Says Perry: "The guy's not getting what he's paying for (in terms of execution and research). But since he's shelling out more than the institutional investory, why shouldn't he get the same quality of service? The answer is he should. Why should Morgan Guaranty Trust or Dreyfus (the big fund) get the first call from a brokerage house on an important revelation?"
Of course, it's senseless to think that such biggies won't continue to get the best information first. But Perry tells me he'll try to narrow that information gap by ensuring that all important development go on a display system throughout the Witter branches so everybody get the same information at the same time.
In pitching for more retail customers, Dean Witter, Perry says, has added six senior retail traders, expanded the number of unlisted stocks it is now making markets in (from 480 to a target of 600 by year end) and is paying institutional analysts to produce ideas specifically geared for retail clients.
"We're trying to take the little guy out of tourist and fly him first-class," says Perry.
"Are stocks currently a good bet for the little guy?" I asked Perry.
"I hate to sound like Merrill Lynch, but you've got to be bullish on America," he says. "I'm upbeat. I think there's a lot of money to be made whether you use stocks or options. There's a huge amount of uninvested cash sitting out there and based on yields and price-earnings multiples, stocks are dirt cheap."
Over the short run, though, Perry thinks the market is "overbrought" based on Witter's technical indicators and the view that investors will respond negatively to the onslaught of bad earnings reports. Accordingly, he thinks the Dow Jones Industrials, around 870 at press time, could experience a temporary drop to the 780-800 level.
Certain stocks, though, as we all know, have the potential to outperform the market, and Perry and Dean Witter's research department pick its 20 best bets for the next six to 12 months. Perry thinks these stocks -- which appear elsewhere in this column -- have the potential to show at least a 20 percent gain over the next six to 12 months.

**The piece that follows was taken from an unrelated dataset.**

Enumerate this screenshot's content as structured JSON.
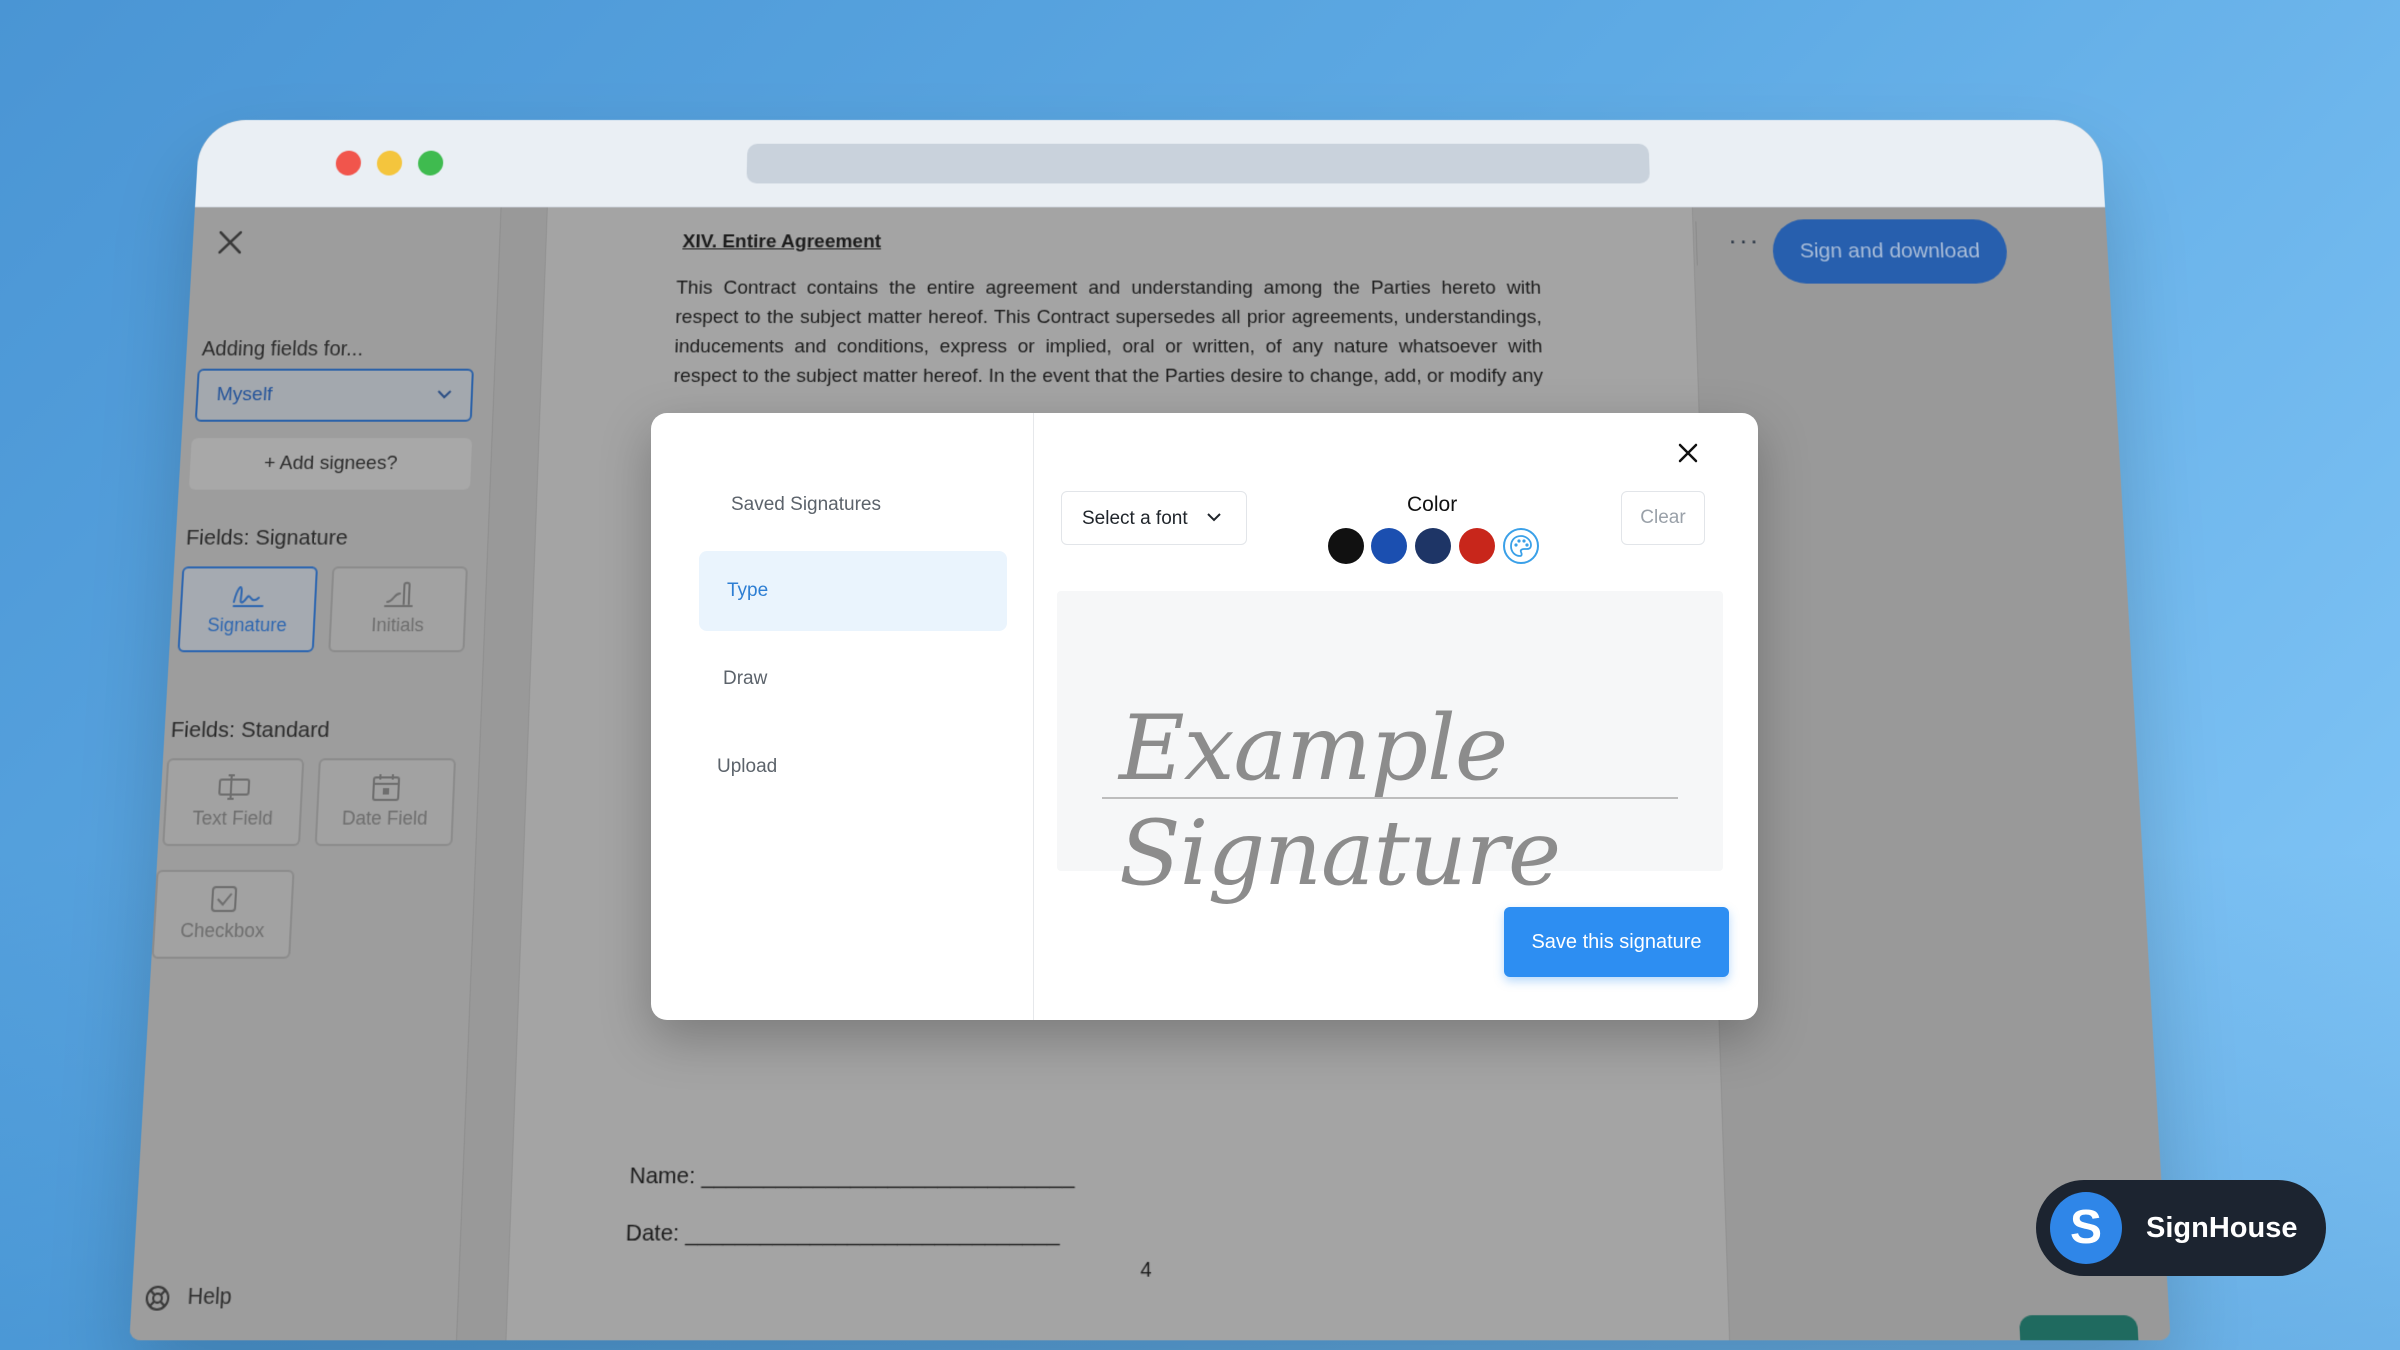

Whether Perry makes it to the No. 1 job at Witter is anybody's guess. But you can't ever sell short the man's intense drive to get there.
Characterizing himself as "an entrepreneur in an era of non-entrepreneurs, organization men and civil service mentality," Perry tells me: "When I came to New York, I had one suit, no overcoat and it was snowing. I also had a Southern accent. My challenge was to be No. 1, the best. And that's what I want and what I'll be."
Dean Witter's best bets: Bankers Trust 49 3/4 So. Calif. Edison 26 1/4 Jack Eckerd 27 Heublein 29 3/4 McDonalds 48 3/4 Bristol Myers 39 1/2 SmithKline 58 1/2 Archer Daniels 34 1/4 K-Mart 22 J. C. Penney 26 3/4 Petrie Stores 31 1/4 Atlantic Richfield 98 Engelhard Minerals 34 1/4 Exxon 67 3/4 Mapco 42 1/2 Data General 64 Minn. Mining & Mfg. 54 1/4 Reyonlds & Reynolds 28 Xerox 56